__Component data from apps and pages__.
BEGIN

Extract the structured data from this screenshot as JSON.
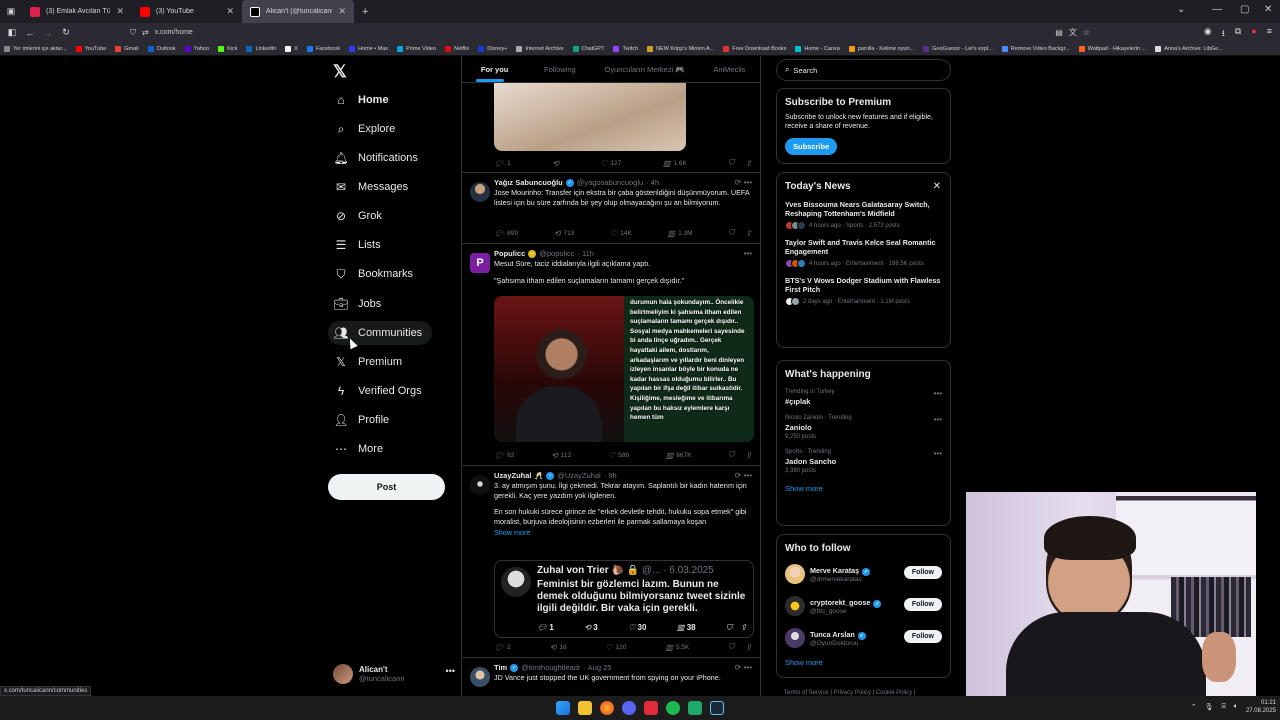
{
  "browser": {
    "tabs": [
      {
        "title": "(3) Emlak Avcıları Türkiye - 8. B",
        "fav_color": "#e0234e"
      },
      {
        "title": "(3) YouTube",
        "fav_color": "#ff0000"
      },
      {
        "title": "Alican't (@tuncalicann) / X",
        "fav_color": "#ffffff",
        "active": true
      }
    ],
    "new_tab": "+",
    "url": "x.com/home",
    "bookmarks": [
      {
        "label": "Yer imlerini içe aktar...",
        "color": "#888"
      },
      {
        "label": "YouTube",
        "color": "#ff0000"
      },
      {
        "label": "Gmail",
        "color": "#ea4335"
      },
      {
        "label": "Outlook",
        "color": "#0a64d6"
      },
      {
        "label": "Yahoo",
        "color": "#6001d2"
      },
      {
        "label": "Kick",
        "color": "#53fc18"
      },
      {
        "label": "LinkedIn",
        "color": "#0a66c2"
      },
      {
        "label": "X",
        "color": "#ffffff"
      },
      {
        "label": "Facebook",
        "color": "#1877f2"
      },
      {
        "label": "Home • Max",
        "color": "#2c3cff"
      },
      {
        "label": "Prime Video",
        "color": "#00a8e1"
      },
      {
        "label": "Netflix",
        "color": "#e50914"
      },
      {
        "label": "Disney+",
        "color": "#113ccf"
      },
      {
        "label": "Internet Archive",
        "color": "#aaaaaa"
      },
      {
        "label": "ChatGPT",
        "color": "#10a37f"
      },
      {
        "label": "Twitch",
        "color": "#9146ff"
      },
      {
        "label": "NEW Kripp's Minion A...",
        "color": "#c9a227"
      },
      {
        "label": "Free Download Books",
        "color": "#d33"
      },
      {
        "label": "Home - Canva",
        "color": "#00c4cc"
      },
      {
        "label": "parolla - Kelime oyun...",
        "color": "#f39c12"
      },
      {
        "label": "GeoGuessr - Let's expl...",
        "color": "#5b2d8e"
      },
      {
        "label": "Remove Video Backgr...",
        "color": "#4a8cff"
      },
      {
        "label": "Wattpad - Hikayelerin ...",
        "color": "#ff6122"
      },
      {
        "label": "Anna's Archive: LibGe...",
        "color": "#dddddd"
      }
    ]
  },
  "leftnav": {
    "items": [
      {
        "label": "Home",
        "icon": "home-icon"
      },
      {
        "label": "Explore",
        "icon": "search-icon"
      },
      {
        "label": "Notifications",
        "icon": "bell-icon"
      },
      {
        "label": "Messages",
        "icon": "mail-icon"
      },
      {
        "label": "Grok",
        "icon": "grok-icon"
      },
      {
        "label": "Lists",
        "icon": "list-icon"
      },
      {
        "label": "Bookmarks",
        "icon": "bookmark-icon"
      },
      {
        "label": "Jobs",
        "icon": "briefcase-icon"
      },
      {
        "label": "Communities",
        "icon": "people-icon"
      },
      {
        "label": "Premium",
        "icon": "x-premium-icon"
      },
      {
        "label": "Verified Orgs",
        "icon": "lightning-icon"
      },
      {
        "label": "Profile",
        "icon": "person-icon"
      },
      {
        "label": "More",
        "icon": "more-circle-icon"
      }
    ],
    "post_label": "Post",
    "account": {
      "name": "Alican't",
      "handle": "@tuncalicann"
    }
  },
  "timeline": {
    "tabs": [
      "For you",
      "Following",
      "Oyuncuların Merkezi 🎮",
      "AniMeclis"
    ],
    "tweets": [
      {
        "stats": {
          "reply": "1",
          "retweet": "",
          "like": "127",
          "views": "1.6K"
        }
      },
      {
        "name": "Yağız Sabuncuoğlu",
        "handle": "@yagosabuncuoglu",
        "time": "· 4h",
        "text": "Jose Mourinho: Transfer için ekstra bir çaba gösterildiğini düşünmüyorum. UEFA listesi için bu süre zarfında bir şey olup olmayacağını şu an bilmiyorum.",
        "stats": {
          "reply": "899",
          "retweet": "713",
          "like": "14K",
          "views": "1.3M"
        }
      },
      {
        "name": "Populicc",
        "handle": "@populicc",
        "time": "· 11h",
        "text": "Mesut Süre, taciz iddialarıyla ilgili açıklama yaptı.",
        "text2": "\"Şahsıma itham edilen suçlamaların tamamı gerçek dışıdır.\"",
        "image_text": "durumun hala şokundayım.. Öncelikle belirtmeliyim ki şahsıma itham edilen suçlamaların tamamı gerçek dışıdır.. Sosyal medya mahkemeleri sayesinde bi anda linçe uğradım.. Gerçek hayattaki ailem, dostlarım, arkadaşlarım ve yıllardır beni dinleyen izleyen insanlar böyle bir konuda ne kadar hassas olduğumu bilirler.. Bu yapılan bir ifşa değil itibar suikastidir. Kişiliğime, mesleğime ve itibarıma yapılan bu haksız eylemlere karşı hemen tüm",
        "stats": {
          "reply": "62",
          "retweet": "112",
          "like": "586",
          "views": "667K"
        }
      },
      {
        "name": "UzayZuhal",
        "handle": "@UzayZuhal",
        "time": "· 9h",
        "text": "3. ay atmışım şunu. İlgi çekmedi. Tekrar atayım. Saplantılı bir kadın haterım için gerekli. Kaç yere yazdım yok ilgilenen.",
        "text2": "En son hukuki sürece girince de \"erkek devletle tehdit, hukuku sopa etmek\" gibi moralist, burjuva ideolojisinin ezberleri ile parmak sallamaya koşan",
        "show_more": "Show more",
        "quote": {
          "name": "Zuhal von Trier 🐌 🔒",
          "handle": "@...",
          "time": "· 6.03.2025",
          "text": "Feminist bir gözlemci lazım. Bunun ne demek olduğunu bilmiyorsanız tweet sizinle ilgili değildir. Bir vaka için gerekli.",
          "stats": {
            "reply": "1",
            "retweet": "3",
            "like": "30",
            "views": "38"
          }
        },
        "stats": {
          "reply": "2",
          "retweet": "16",
          "like": "120",
          "views": "5.5K"
        }
      },
      {
        "name": "Tim",
        "handle": "@timthoughtleadr",
        "time": "· Aug 25",
        "text": "JD Vance just stopped the UK government from spying on your iPhone."
      }
    ]
  },
  "rightcol": {
    "search_placeholder": "Search",
    "premium": {
      "title": "Subscribe to Premium",
      "text": "Subscribe to unlock new features and if eligible, receive a share of revenue.",
      "button": "Subscribe"
    },
    "news": {
      "title": "Today's News",
      "items": [
        {
          "title": "Yves Bissouma Nears Galatasaray Switch, Reshaping Tottenham's Midfield",
          "meta": "4 hours ago · Sports · 2,573 posts"
        },
        {
          "title": "Taylor Swift and Travis Kelce Seal Romantic Engagement",
          "meta": "4 hours ago · Entertainment · 198.5K posts"
        },
        {
          "title": "BTS's V Wows Dodger Stadium with Flawless First Pitch",
          "meta": "2 days ago · Entertainment · 1.1M posts"
        }
      ]
    },
    "happening": {
      "title": "What's happening",
      "trends": [
        {
          "context": "Trending in Turkey",
          "name": "#çıplak",
          "count": ""
        },
        {
          "context": "Nicolo Zaniolo · Trending",
          "name": "Zaniolo",
          "count": "9,250 posts"
        },
        {
          "context": "Sports · Trending",
          "name": "Jadon Sancho",
          "count": "3,390 posts"
        }
      ],
      "show_more": "Show more"
    },
    "who_to_follow": {
      "title": "Who to follow",
      "users": [
        {
          "name": "Merve Karataş",
          "handle": "@drmervekaratas",
          "button": "Follow"
        },
        {
          "name": "cryptorekt_goose",
          "handle": "@btc_goose",
          "button": "Follow"
        },
        {
          "name": "Tunca Arslan",
          "handle": "@OyunDoktoruu",
          "button": "Follow"
        }
      ],
      "show_more": "Show more"
    },
    "footer": "Terms of Service  |  Privacy Policy  |  Cookie Policy  |"
  },
  "status_url": "x.com/tuncalicann/communities",
  "taskbar": {
    "clock_time": "01:21",
    "clock_date": "27.08.2025"
  }
}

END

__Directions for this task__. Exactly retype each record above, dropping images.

__Answer__.
Extract the structured data from this screenshot as JSON.
{
  "browser": {
    "tabs": [
      {
        "title": "(3) Emlak Avcıları Türkiye - 8. B",
        "fav_color": "#e0234e"
      },
      {
        "title": "(3) YouTube",
        "fav_color": "#ff0000"
      },
      {
        "title": "Alican't (@tuncalicann) / X",
        "fav_color": "#ffffff",
        "active": true
      }
    ],
    "new_tab": "+",
    "url": "x.com/home",
    "bookmarks": [
      {
        "label": "Yer imlerini içe aktar...",
        "color": "#888"
      },
      {
        "label": "YouTube",
        "color": "#ff0000"
      },
      {
        "label": "Gmail",
        "color": "#ea4335"
      },
      {
        "label": "Outlook",
        "color": "#0a64d6"
      },
      {
        "label": "Yahoo",
        "color": "#6001d2"
      },
      {
        "label": "Kick",
        "color": "#53fc18"
      },
      {
        "label": "LinkedIn",
        "color": "#0a66c2"
      },
      {
        "label": "X",
        "color": "#ffffff"
      },
      {
        "label": "Facebook",
        "color": "#1877f2"
      },
      {
        "label": "Home • Max",
        "color": "#2c3cff"
      },
      {
        "label": "Prime Video",
        "color": "#00a8e1"
      },
      {
        "label": "Netflix",
        "color": "#e50914"
      },
      {
        "label": "Disney+",
        "color": "#113ccf"
      },
      {
        "label": "Internet Archive",
        "color": "#aaaaaa"
      },
      {
        "label": "ChatGPT",
        "color": "#10a37f"
      },
      {
        "label": "Twitch",
        "color": "#9146ff"
      },
      {
        "label": "NEW Kripp's Minion A...",
        "color": "#c9a227"
      },
      {
        "label": "Free Download Books",
        "color": "#d33"
      },
      {
        "label": "Home - Canva",
        "color": "#00c4cc"
      },
      {
        "label": "parolla - Kelime oyun...",
        "color": "#f39c12"
      },
      {
        "label": "GeoGuessr - Let's expl...",
        "color": "#5b2d8e"
      },
      {
        "label": "Remove Video Backgr...",
        "color": "#4a8cff"
      },
      {
        "label": "Wattpad - Hikayelerin ...",
        "color": "#ff6122"
      },
      {
        "label": "Anna's Archive: LibGe...",
        "color": "#dddddd"
      }
    ]
  },
  "leftnav": {
    "items": [
      {
        "label": "Home",
        "icon": "home-icon"
      },
      {
        "label": "Explore",
        "icon": "search-icon"
      },
      {
        "label": "Notifications",
        "icon": "bell-icon"
      },
      {
        "label": "Messages",
        "icon": "mail-icon"
      },
      {
        "label": "Grok",
        "icon": "grok-icon"
      },
      {
        "label": "Lists",
        "icon": "list-icon"
      },
      {
        "label": "Bookmarks",
        "icon": "bookmark-icon"
      },
      {
        "label": "Jobs",
        "icon": "briefcase-icon"
      },
      {
        "label": "Communities",
        "icon": "people-icon"
      },
      {
        "label": "Premium",
        "icon": "x-premium-icon"
      },
      {
        "label": "Verified Orgs",
        "icon": "lightning-icon"
      },
      {
        "label": "Profile",
        "icon": "person-icon"
      },
      {
        "label": "More",
        "icon": "more-circle-icon"
      }
    ],
    "post_label": "Post",
    "account": {
      "name": "Alican't",
      "handle": "@tuncalicann"
    }
  },
  "timeline": {
    "tabs": [
      "For you",
      "Following",
      "Oyuncuların Merkezi 🎮",
      "AniMeclis"
    ],
    "tweets": [
      {
        "stats": {
          "reply": "1",
          "retweet": "",
          "like": "127",
          "views": "1.6K"
        }
      },
      {
        "name": "Yağız Sabuncuoğlu",
        "handle": "@yagosabuncuoglu",
        "time": "· 4h",
        "text": "Jose Mourinho: Transfer için ekstra bir çaba gösterildiğini düşünmüyorum. UEFA listesi için bu süre zarfında bir şey olup olmayacağını şu an bilmiyorum.",
        "stats": {
          "reply": "899",
          "retweet": "713",
          "like": "14K",
          "views": "1.3M"
        }
      },
      {
        "name": "Populicc",
        "handle": "@populicc",
        "time": "· 11h",
        "text": "Mesut Süre, taciz iddialarıyla ilgili açıklama yaptı.",
        "text2": "\"Şahsıma itham edilen suçlamaların tamamı gerçek dışıdır.\"",
        "image_text": "durumun hala şokundayım.. Öncelikle belirtmeliyim ki şahsıma itham edilen suçlamaların tamamı gerçek dışıdır.. Sosyal medya mahkemeleri sayesinde bi anda linçe uğradım.. Gerçek hayattaki ailem, dostlarım, arkadaşlarım ve yıllardır beni dinleyen izleyen insanlar böyle bir konuda ne kadar hassas olduğumu bilirler.. Bu yapılan bir ifşa değil itibar suikastidir. Kişiliğime, mesleğime ve itibarıma yapılan bu haksız eylemlere karşı hemen tüm",
        "stats": {
          "reply": "62",
          "retweet": "112",
          "like": "586",
          "views": "667K"
        }
      },
      {
        "name": "UzayZuhal",
        "handle": "@UzayZuhal",
        "time": "· 9h",
        "text": "3. ay atmışım şunu. İlgi çekmedi. Tekrar atayım. Saplantılı bir kadın haterım için gerekli. Kaç yere yazdım yok ilgilenen.",
        "text2": "En son hukuki sürece girince de \"erkek devletle tehdit, hukuku sopa etmek\" gibi moralist, burjuva ideolojisinin ezberleri ile parmak sallamaya koşan",
        "show_more": "Show more",
        "quote": {
          "name": "Zuhal von Trier 🐌 🔒",
          "handle": "@...",
          "time": "· 6.03.2025",
          "text": "Feminist bir gözlemci lazım. Bunun ne demek olduğunu bilmiyorsanız tweet sizinle ilgili değildir. Bir vaka için gerekli.",
          "stats": {
            "reply": "1",
            "retweet": "3",
            "like": "30",
            "views": "38"
          }
        },
        "stats": {
          "reply": "2",
          "retweet": "16",
          "like": "120",
          "views": "5.5K"
        }
      },
      {
        "name": "Tim",
        "handle": "@timthoughtleadr",
        "time": "· Aug 25",
        "text": "JD Vance just stopped the UK government from spying on your iPhone."
      }
    ]
  },
  "rightcol": {
    "search_placeholder": "Search",
    "premium": {
      "title": "Subscribe to Premium",
      "text": "Subscribe to unlock new features and if eligible, receive a share of revenue.",
      "button": "Subscribe"
    },
    "news": {
      "title": "Today's News",
      "items": [
        {
          "title": "Yves Bissouma Nears Galatasaray Switch, Reshaping Tottenham's Midfield",
          "meta": "4 hours ago · Sports · 2,573 posts"
        },
        {
          "title": "Taylor Swift and Travis Kelce Seal Romantic Engagement",
          "meta": "4 hours ago · Entertainment · 198.5K posts"
        },
        {
          "title": "BTS's V Wows Dodger Stadium with Flawless First Pitch",
          "meta": "2 days ago · Entertainment · 1.1M posts"
        }
      ]
    },
    "happening": {
      "title": "What's happening",
      "trends": [
        {
          "context": "Trending in Turkey",
          "name": "#çıplak",
          "count": ""
        },
        {
          "context": "Nicolo Zaniolo · Trending",
          "name": "Zaniolo",
          "count": "9,250 posts"
        },
        {
          "context": "Sports · Trending",
          "name": "Jadon Sancho",
          "count": "3,390 posts"
        }
      ],
      "show_more": "Show more"
    },
    "who_to_follow": {
      "title": "Who to follow",
      "users": [
        {
          "name": "Merve Karataş",
          "handle": "@drmervekaratas",
          "button": "Follow"
        },
        {
          "name": "cryptorekt_goose",
          "handle": "@btc_goose",
          "button": "Follow"
        },
        {
          "name": "Tunca Arslan",
          "handle": "@OyunDoktoruu",
          "button": "Follow"
        }
      ],
      "show_more": "Show more"
    },
    "footer": "Terms of Service  |  Privacy Policy  |  Cookie Policy  |"
  },
  "status_url": "x.com/tuncalicann/communities",
  "taskbar": {
    "clock_time": "01:21",
    "clock_date": "27.08.2025"
  }
}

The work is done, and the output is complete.